■ Website and app data records
=== Begin Enclosure ===

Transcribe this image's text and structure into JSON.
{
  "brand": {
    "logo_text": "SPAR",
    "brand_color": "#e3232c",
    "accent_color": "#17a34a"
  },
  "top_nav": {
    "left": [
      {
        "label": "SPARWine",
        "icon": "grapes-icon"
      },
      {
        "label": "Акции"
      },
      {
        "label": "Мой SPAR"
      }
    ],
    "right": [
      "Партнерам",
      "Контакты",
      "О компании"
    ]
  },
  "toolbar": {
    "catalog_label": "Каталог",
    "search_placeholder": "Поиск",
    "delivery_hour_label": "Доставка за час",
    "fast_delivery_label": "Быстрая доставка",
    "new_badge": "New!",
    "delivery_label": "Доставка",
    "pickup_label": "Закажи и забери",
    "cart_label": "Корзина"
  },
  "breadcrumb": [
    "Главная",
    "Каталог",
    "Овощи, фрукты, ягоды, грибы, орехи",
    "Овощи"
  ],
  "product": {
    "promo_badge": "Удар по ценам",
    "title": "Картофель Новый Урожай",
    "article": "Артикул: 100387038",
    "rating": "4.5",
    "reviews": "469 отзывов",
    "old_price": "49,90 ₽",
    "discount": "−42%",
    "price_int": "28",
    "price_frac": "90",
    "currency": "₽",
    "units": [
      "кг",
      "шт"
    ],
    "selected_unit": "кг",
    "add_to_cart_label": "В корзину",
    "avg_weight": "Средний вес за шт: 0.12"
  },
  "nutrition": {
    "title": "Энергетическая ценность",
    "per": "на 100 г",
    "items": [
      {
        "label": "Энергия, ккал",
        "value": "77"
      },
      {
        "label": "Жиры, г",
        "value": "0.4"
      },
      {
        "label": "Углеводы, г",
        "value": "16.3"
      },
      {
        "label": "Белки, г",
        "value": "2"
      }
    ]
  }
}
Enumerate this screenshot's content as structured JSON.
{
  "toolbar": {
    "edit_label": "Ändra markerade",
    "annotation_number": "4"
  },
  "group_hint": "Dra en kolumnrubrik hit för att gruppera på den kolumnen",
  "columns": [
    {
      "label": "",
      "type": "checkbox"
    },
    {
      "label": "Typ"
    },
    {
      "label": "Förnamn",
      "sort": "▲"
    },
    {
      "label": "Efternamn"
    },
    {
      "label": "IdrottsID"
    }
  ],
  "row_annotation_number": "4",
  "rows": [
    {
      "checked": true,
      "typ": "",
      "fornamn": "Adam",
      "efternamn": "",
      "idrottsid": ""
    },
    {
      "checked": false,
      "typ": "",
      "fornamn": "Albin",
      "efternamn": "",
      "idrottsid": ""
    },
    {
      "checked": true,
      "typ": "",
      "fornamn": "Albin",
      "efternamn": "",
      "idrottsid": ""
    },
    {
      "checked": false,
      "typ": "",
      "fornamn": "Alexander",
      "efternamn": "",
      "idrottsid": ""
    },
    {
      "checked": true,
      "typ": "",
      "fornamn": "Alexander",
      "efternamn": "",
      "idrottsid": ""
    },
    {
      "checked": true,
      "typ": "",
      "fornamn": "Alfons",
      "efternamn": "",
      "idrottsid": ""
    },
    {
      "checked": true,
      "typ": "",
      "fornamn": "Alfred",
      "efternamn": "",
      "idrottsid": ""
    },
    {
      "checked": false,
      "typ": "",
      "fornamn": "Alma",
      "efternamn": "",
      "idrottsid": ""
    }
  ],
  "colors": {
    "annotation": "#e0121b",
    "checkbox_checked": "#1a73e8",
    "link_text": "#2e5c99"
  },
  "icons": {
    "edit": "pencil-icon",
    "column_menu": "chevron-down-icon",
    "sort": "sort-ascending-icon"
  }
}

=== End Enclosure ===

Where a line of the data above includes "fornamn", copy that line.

■ Final answer
      "fornamn": "Adam",
      "fornamn": "Albin",
      "fornamn": "Albin",
      "fornamn": "Alexander",
      "fornamn": "Alexander",
      "fornamn": "Alfons",
      "fornamn": "Alfred",
      "fornamn": "Alma",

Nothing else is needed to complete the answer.